@MiniMouse contacted me a few weeks ago requesting some aid in redoing some shelving for the display of her beautiful miniatures. The shelves she has are fine, but the side brackets are cut so that the shelves aren’t flat but dip down toward the back. The miniatures tend to slide to that back with the existing design.
I thought this would be a nice project to work on. Since the design is pretty simple and uses standard 6mm /.23" 5 ply craft plywood, I could make matching side supports for her. I did a rough design and printed it in cardboard to get a feel for how the design works and @MiniMouse got busy tracing out the existing pieces and modifying it to keep the shelves level.
The cardboard model worked great. Now I have a design I can use to print my own display shelves when I get to San Mateo for Maker Faire using recycled found cardboard!
@MiniMouse’s design worked very well so I could see how deep the notches needed to be. The only thing was to test the plywood (I bought a couple sheets of 12 x 24" Menards). and see how the kerf works to adjust the slots for the .23" thick plywood.
One thing I learned was that in compensating for the kerf, when you are cutting a thicker material, like this plywood, the kerf wider at top and narrower at the bottom does make a difference. I made the settings so that the cut just barely makes it through. That means that if it fits snug at the top, it will be too tight at the bottom.
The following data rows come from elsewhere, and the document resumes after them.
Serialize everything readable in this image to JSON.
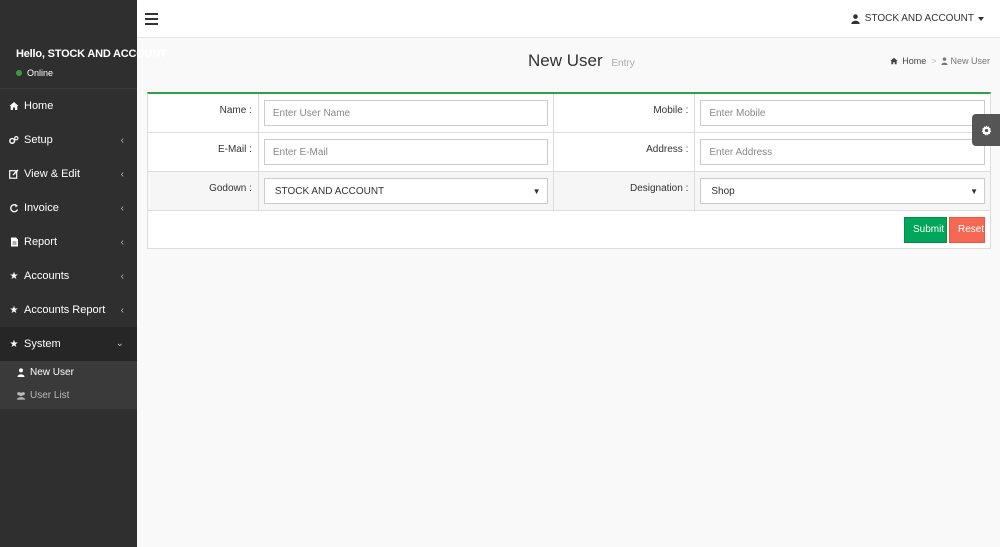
{
  "sidebar": {
    "greeting": "Hello, STOCK AND ACCOUNT",
    "status": "Online",
    "items": [
      {
        "label": "Home",
        "icon": "home-icon",
        "has_children": false
      },
      {
        "label": "Setup",
        "icon": "cogs-icon",
        "has_children": true
      },
      {
        "label": "View & Edit",
        "icon": "edit-icon",
        "has_children": true
      },
      {
        "label": "Invoice",
        "icon": "refresh-icon",
        "has_children": true
      },
      {
        "label": "Report",
        "icon": "file-icon",
        "has_children": true
      },
      {
        "label": "Accounts",
        "icon": "star-icon",
        "has_children": true
      },
      {
        "label": "Accounts Report",
        "icon": "star-icon",
        "has_children": true
      }
    ],
    "system": {
      "label": "System",
      "icon": "star-icon",
      "children": [
        {
          "label": "New User",
          "icon": "user-icon"
        },
        {
          "label": "User List",
          "icon": "users-icon"
        }
      ]
    }
  },
  "header": {
    "user_name": "STOCK AND ACCOUNT"
  },
  "page": {
    "title": "New User",
    "subtitle": "Entry",
    "breadcrumb": {
      "home": "Home",
      "current": "New User"
    }
  },
  "form": {
    "name": {
      "label": "Name :",
      "placeholder": "Enter User Name"
    },
    "mobile": {
      "label": "Mobile :",
      "placeholder": "Enter Mobile"
    },
    "email": {
      "label": "E-Mail :",
      "placeholder": "Enter E-Mail"
    },
    "address": {
      "label": "Address :",
      "placeholder": "Enter Address"
    },
    "godown": {
      "label": "Godown :",
      "value": "STOCK AND ACCOUNT"
    },
    "designation": {
      "label": "Designation :",
      "value": "Shop"
    },
    "submit_label": "Submit",
    "reset_label": "Reset"
  },
  "colors": {
    "sidebar_bg": "#2f2f2f",
    "box_accent": "#2aa14a",
    "submit": "#00a65a",
    "reset": "#f56954",
    "online_dot": "#3c9c3c"
  }
}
So for the .23" plywood, the slot needed to be .24" wide for a snug fit. This is an interesting point because I just assumed I’d use the normal .014" allowance. I kind of knew this since it is what I had to do for making the bookcase/cd shelves a while back, but I didn’t quite catch the whole issue.
Test notches both for getting the dimensions of the notch correct and for getting the cutting settings correct.
End supports and two of the four shelves needed.
In adjusting the notch dimensions I left a little play since I was only doing the side supports and @MiniMouse would use the existing shelves for these brackets. But it holds together tight.
A couple other points to consider:
The laserbits masking does not stick very well to this unfinished plywood. The surface of the ply is not very smooth. So I have to be very careful to press the masking on firmly and keep an eye on the cut. Loose masking can interfere with the cut and burn. So there is a little sanding to do at the end because of the loose masking.
In regards to using hardware store plywood: another point to consider is that almost every cut had areas where there were skips due to voids or some type of knot or harder substance in the inner layers of the ply.
I used an small razor knife to finish the cuts on a few of these spots. Some of these voids made it difficult to release the form from the matrix.
Here is the design file. I thought of several different ways to do this in laying out for optimum nesting and material usage. One problem is though if you include the shelf in the design and have all the other shelf brackets duplicated, it all overlaps and you can’t position it separately in the Glowforge. So it is easy enough to copy and paste and rotate. Cut two side bracket supports and four shelves.